vot[vot$Consonant == "t",]
If you just want to see variable values for a given factor level, there are at least two ways to do this.
vot[vot$year == 1971,]$VOT
#or
vot$VOT[vot$year == 1971]
The first selects a subset of the data frame, then takes the VOT variable from that subset. The second takes the variable first, the takes a subset of that. I'm not sure if one approach is more efficient, common or preferable than the other.
You could also use
subset(vot,VOT>100 & Consonant == "k")
subset(vot,VOT>100 & Consonant == "k",select = c("VOT","year"))
subset(vot,VOT>100 & Consonant == "k")$VOT
If you want to save time by not needing to do the
Factors
For the most part, if we're using data which has some variable coded as a character string, it is actually a factor with specific levels.
A good way to grasp the structure of factors is to build one from scratch. Say we had collected class data in a study,
and coded lower working class, upper working class, and lower middle class with numeric codes, 1, 2, and 3, repectively.
First, lets simulate a sample of 10 speakers.
class < sample(1:3, 10, replace = T)
class
Your numbers will probably be different. Right now,
factor(class)
We can also add meaninful labels to the factor levels.
class.f<factor(class,labels = c("LWC","UWC","LMC"))
class.f
In essence, the factor vector has a representation like this:
Vector  Dictionary 

3  1 = "LWC" 
1  2 = "UWC" 
1  3 = "LMC" 
2  
3  
3  
3  
2  
3  
3 
Compare the following printed output
class
class.l<c("LWC","UWC","LMC")
class.l
class.l[class]
class.f
The factor vector that we built is unordered. That is, the factor levels define groups rather than an ordering. It is possible to also define ordered factors, which will strongly affect model fitting. I haven't used ordered factors much myself, so I don't really understand how they work (but I should).

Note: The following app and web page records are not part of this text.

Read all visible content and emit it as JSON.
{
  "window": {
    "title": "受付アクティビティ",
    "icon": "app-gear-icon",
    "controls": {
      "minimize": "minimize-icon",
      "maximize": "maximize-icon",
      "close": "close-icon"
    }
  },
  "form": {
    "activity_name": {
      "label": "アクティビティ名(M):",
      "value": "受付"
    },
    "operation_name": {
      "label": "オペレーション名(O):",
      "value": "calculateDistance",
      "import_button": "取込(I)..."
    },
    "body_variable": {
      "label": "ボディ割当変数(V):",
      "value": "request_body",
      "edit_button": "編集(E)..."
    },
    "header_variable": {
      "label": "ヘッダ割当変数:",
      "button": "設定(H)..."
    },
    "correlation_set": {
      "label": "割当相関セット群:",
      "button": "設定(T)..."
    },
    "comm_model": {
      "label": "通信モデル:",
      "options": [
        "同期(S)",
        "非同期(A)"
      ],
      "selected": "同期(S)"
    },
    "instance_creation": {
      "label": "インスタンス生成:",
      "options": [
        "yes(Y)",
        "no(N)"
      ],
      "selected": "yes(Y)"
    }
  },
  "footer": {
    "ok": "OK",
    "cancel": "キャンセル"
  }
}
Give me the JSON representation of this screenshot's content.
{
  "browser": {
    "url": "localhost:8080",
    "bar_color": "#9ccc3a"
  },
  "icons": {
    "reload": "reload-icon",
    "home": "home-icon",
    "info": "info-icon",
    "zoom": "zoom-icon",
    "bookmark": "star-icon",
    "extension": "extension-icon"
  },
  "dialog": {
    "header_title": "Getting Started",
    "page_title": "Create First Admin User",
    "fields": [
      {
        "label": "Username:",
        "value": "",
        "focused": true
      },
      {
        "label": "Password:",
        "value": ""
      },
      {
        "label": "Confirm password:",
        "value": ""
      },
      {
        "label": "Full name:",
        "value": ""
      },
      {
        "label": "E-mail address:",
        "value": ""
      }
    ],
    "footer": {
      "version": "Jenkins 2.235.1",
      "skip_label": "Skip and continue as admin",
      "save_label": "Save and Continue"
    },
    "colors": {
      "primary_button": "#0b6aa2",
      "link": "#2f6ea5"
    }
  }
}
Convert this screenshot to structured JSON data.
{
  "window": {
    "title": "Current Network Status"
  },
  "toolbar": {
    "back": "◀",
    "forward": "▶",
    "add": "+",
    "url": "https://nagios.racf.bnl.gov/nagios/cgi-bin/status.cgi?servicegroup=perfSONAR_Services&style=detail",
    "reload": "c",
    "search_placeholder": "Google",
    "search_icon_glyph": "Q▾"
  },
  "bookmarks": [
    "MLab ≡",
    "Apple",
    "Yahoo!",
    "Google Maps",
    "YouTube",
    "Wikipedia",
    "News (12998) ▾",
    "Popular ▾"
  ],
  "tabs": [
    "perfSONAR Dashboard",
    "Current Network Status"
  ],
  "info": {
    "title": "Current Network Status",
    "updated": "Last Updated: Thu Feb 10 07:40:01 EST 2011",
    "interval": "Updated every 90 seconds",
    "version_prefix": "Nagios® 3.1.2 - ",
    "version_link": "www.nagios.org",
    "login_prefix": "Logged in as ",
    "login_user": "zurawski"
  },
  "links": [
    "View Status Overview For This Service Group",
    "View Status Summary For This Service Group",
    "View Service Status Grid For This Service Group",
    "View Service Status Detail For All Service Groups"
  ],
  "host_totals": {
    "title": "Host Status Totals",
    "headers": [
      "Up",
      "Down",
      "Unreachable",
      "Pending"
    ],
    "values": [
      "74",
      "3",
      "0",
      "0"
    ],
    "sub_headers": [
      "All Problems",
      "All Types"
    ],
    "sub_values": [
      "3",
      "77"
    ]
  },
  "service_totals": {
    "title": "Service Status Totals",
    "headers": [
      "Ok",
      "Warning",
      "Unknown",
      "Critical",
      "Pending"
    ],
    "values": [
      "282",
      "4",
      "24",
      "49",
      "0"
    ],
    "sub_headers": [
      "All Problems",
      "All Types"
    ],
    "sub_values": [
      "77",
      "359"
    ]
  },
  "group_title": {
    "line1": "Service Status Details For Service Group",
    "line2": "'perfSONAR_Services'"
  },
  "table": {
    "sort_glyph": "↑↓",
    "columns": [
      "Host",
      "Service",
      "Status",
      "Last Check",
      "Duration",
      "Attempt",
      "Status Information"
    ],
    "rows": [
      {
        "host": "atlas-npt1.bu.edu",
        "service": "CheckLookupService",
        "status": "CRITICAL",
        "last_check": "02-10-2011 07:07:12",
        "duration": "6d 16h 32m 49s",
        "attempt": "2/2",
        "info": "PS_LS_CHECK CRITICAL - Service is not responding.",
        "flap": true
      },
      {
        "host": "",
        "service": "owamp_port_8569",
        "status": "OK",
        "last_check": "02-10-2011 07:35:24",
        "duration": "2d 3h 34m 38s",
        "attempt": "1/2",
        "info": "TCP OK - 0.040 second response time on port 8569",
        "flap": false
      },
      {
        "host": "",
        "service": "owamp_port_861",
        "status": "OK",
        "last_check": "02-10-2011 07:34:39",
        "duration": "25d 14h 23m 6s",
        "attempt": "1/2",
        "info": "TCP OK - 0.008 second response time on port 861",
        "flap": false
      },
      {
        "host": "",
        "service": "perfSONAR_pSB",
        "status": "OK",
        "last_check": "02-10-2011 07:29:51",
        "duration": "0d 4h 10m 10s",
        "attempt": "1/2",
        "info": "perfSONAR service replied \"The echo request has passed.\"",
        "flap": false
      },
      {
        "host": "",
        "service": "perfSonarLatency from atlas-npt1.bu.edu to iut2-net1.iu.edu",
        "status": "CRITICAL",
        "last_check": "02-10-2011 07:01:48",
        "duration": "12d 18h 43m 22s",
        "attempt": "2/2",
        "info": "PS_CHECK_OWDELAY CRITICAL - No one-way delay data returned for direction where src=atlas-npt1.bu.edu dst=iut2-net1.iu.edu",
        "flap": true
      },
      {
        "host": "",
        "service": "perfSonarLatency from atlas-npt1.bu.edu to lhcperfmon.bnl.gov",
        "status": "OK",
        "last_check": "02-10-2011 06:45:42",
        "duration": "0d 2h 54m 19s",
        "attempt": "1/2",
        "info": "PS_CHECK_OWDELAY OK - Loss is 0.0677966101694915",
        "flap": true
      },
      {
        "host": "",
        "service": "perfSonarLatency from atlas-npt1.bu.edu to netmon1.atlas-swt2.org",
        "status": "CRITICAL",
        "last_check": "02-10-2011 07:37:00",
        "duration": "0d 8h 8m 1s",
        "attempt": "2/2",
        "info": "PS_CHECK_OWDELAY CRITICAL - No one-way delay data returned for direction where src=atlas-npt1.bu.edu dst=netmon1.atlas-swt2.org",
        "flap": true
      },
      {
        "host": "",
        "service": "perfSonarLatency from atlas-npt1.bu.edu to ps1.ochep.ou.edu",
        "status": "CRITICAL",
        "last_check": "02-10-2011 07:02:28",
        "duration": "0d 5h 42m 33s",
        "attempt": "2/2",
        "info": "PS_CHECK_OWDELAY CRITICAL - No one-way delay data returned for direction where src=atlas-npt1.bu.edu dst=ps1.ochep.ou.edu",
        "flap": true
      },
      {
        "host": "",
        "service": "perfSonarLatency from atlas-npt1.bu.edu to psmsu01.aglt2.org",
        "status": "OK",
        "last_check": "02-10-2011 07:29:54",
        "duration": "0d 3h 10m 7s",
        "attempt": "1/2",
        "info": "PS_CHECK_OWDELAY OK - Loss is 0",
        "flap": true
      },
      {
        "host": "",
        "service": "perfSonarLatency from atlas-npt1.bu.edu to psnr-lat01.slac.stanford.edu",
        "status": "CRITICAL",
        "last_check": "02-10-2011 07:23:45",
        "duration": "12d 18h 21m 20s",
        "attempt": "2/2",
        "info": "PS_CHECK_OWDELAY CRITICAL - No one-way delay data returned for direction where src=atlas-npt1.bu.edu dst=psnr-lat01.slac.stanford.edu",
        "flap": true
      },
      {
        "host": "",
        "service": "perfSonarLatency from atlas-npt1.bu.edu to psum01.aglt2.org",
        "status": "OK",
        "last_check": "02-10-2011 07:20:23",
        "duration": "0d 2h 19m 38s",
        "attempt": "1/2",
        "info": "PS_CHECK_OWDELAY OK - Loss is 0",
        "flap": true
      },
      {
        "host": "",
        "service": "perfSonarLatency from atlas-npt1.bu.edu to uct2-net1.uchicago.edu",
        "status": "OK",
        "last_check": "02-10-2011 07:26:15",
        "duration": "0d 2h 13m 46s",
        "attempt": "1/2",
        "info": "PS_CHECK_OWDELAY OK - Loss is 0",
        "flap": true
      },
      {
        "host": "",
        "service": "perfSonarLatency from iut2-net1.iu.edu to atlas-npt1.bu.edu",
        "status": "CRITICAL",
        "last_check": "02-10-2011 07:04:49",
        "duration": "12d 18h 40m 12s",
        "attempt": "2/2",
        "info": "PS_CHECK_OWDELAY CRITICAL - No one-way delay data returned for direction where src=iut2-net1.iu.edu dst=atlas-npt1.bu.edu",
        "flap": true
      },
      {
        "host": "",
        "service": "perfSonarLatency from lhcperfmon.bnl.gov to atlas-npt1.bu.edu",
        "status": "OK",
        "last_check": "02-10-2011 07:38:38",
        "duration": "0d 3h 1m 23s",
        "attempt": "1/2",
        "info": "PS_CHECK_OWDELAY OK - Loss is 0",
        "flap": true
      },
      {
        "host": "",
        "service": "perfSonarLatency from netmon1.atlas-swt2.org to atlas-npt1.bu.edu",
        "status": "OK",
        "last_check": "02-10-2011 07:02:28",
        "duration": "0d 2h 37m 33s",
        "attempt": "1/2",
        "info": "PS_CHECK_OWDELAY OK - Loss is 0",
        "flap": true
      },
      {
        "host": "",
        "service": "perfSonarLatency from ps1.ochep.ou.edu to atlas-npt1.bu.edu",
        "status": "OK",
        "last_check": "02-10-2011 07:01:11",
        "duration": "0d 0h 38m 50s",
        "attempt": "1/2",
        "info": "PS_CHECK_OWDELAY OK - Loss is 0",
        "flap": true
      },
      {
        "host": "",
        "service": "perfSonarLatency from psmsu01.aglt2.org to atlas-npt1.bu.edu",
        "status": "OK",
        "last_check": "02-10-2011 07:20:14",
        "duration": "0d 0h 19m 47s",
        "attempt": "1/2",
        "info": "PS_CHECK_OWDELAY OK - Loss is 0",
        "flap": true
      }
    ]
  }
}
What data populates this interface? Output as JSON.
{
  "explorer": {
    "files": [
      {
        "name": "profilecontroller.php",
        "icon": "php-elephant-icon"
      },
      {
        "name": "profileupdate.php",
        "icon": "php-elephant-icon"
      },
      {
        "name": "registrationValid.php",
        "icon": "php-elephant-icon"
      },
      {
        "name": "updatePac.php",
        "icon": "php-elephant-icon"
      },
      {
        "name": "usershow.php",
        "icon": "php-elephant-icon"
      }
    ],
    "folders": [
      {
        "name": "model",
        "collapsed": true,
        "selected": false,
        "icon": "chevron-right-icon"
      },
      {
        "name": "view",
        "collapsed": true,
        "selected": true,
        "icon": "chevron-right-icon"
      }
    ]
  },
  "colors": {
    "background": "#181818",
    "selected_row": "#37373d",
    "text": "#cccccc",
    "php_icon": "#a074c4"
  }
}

levels()
The
> levels(class.f) > old.levels<levels(class.f) > new.levels < c("LowerWorkingClass","UpperWorkingClass","LowerMiddleClass")
> levels(class.f)<new.levels
> class.f
relevel()
Don't use
x < factor(1:3, labels = c("one","two","three"))
x
levels(x) < c("two","one","three")
x
All we've done is change the labels of each level, which ends up scrambling their meaningful labels. If we really wanted
"two" to be the first level (this will be important for fitting regression models), we should use
x < factor(1:3, labels = c("one","two","three"))
x
x < relevel(x, "two")
x
reorder()
There is also a pretty nifty function called
x < as.factor(c(rep("A",10),rep("B",10)))
value < c(rnorm(10,mean = 1), rnorm(10, mean = 1))
tapply(value, x, mean)
x < reorder(x, value, mean)
tapply(value, x, mean)